Why You Shouldn’t Wait to Raft the Zambezi
Apr 18, 2014
You’ve Only Got 5 Years to Raft One of the Best Rivers in the World. Here’s Why…
Hamish McMaster has guided more than 1,000 Zambezi River rafting trips in the past 20 years. That’s why I knew he was the best person to talk to about what makes this notorious river on the border of Zambia and Zimbabwe (home to some of the largest commercially run rapids on the planet) so special. But more importantly, I wanted to find out about the alarming Batoka Gorge Dam project, which is threatening to completely take out what’s considered by many to be one of the best whitewater runs in the world.
Do you remember your first descent of the Zambezi and what it was like?
The Zambezi is kind of the ultimate of all rivers. I was out there in ’94. In those days you used to go down straight away with guests. There was no training trip, no helmets, no nothing. It was pretty full on. I remember Rapid 5, called Stairway to Heaven…looking at it from the top and going, “Wow, this doesn’t look commercial.” I just went, and sure enough, you get through. It’s my favorite river in the world without a doubt.
It’s considered by many to be the best single day whitewater trip in the world, right?
I don’t think it is just the single day, but that’s what gets hyped up. The biggest and best rapids are actually on the multi-day section. The rapids on the day trip are kind of compressed, but rapids like Open Season, Upper Moemba, and the last rapid we run before we fly guests out, Ghost Rider, are huge, absolutely huge, and awesome. It is an amazing adventure down there. A lot of people have a bit of a phobia about the Zambezi, but it is an incredibly forgiving river.
So the Zambezi gets a bit of a bad rap?
It’s a huge volume river. At high water it’ll run at a million cubic feet per second. When we run it at low water it’s nothing like that. But there are all these YouTube clips of carnage and boats flipping and all that sort of stuff. We might only have four or five flips in a season. Of course it does happen, and people sometimes don’t expect that, but it can be great fun. If you’re going along the big lines, and you flip, well then it happens. That’s part of rafting.
How does Zambezi River rafting compare to some of the other big rivers of the world you’ve run?

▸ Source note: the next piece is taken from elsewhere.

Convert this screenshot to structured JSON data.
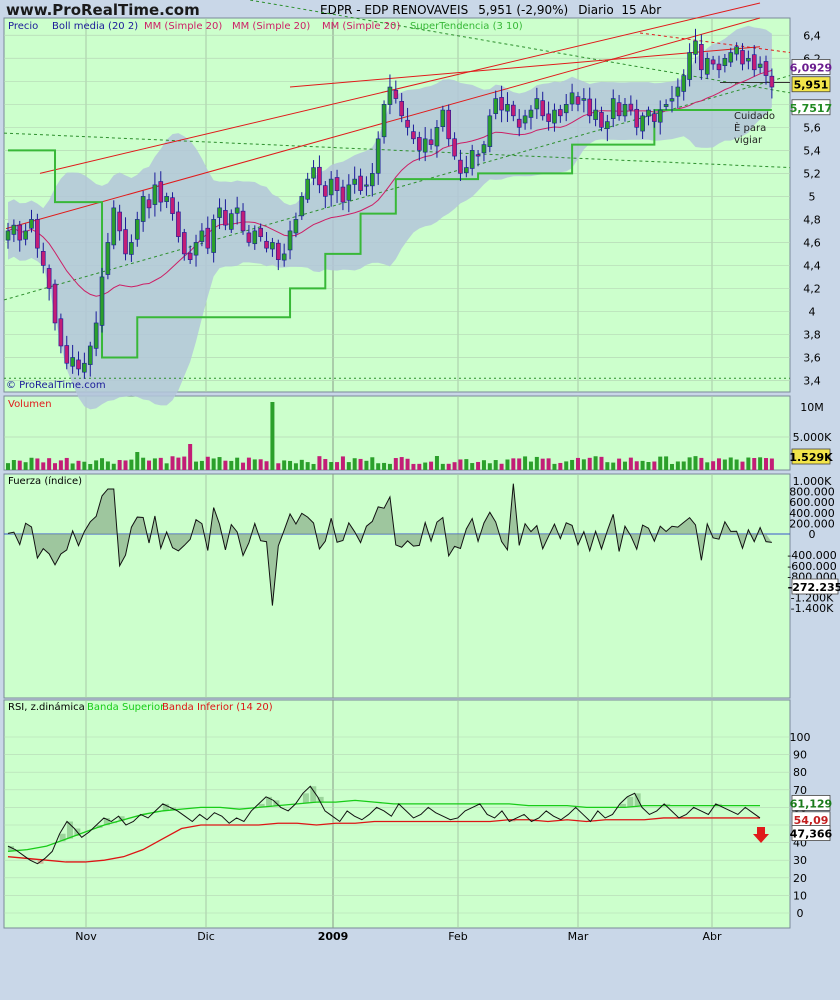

It’s just so much fun. Running Stairway to Heaven the first time is like dropping off a two-story building. But it’s brilliant. The Gnashing Jaws of Death, that’s actually quite easy. It’s got a nasty name, but it’s really easy. Creamy White Buttocks, that’s number 11, has a bit of a reputation. And The Mother is really good fun because you have three Class III rapids and then a big Class IV, just a big wave train. A little bit like—actually really like—Hermit in the Grand Canyon. I can’t talk highly enough about it. I’m forty-seven years old now and it’s still the highlight of my year.
But this famed stretch of whitewater might be lost forever, right? What’s going on? Tell me a little about the controversial Batoka Gorge Dam.
Well, first of all, it’s going ahead—a joint project between Zambia and Zimbabwe—56 kilometers downstream from Victoria Falls. It’s backed by the Chinese. They have built roads already and are planning on getting down to river level within the next two years. It’s going to be situated at a rapid called Chibango Falls. That’s just upstream from Ghost Rider, which is the last rapid of our trip.
There is a little bit of disagreement about how many of the rapids are going to go when the dam goes ahead. No one really quite knows yet. Some say they are going to dam all the way up to Rapid 7, which pretty much means all the rapids would go. The dam company is trying to appease locals by saying that they are only going to dam up to Rapid 25, which is where they run the one day-trip to. So we’re not really sure.
So what’s the timeline like as the Batoka Gorge Dam project moves forward? How much longer do people have to knock the Zambezi off their bucket list?
Realistically? Five years.
What Can You Do to Help?
There’s an online petition available here that we urge everyone to sign. You can also follow developments and get more info about the dam at Stop the Batoka Dam on the Zambezi River on Facebook. Sadly though, since this extremely political project has already begun, Hamish indicated that he doesn’t believe there is much more that can be done at this point to stop the disastrous fate of the Zambezi.
So, there you have it. If you want to raft the mighty Zambezi, now is the time. Wish we had better news to report.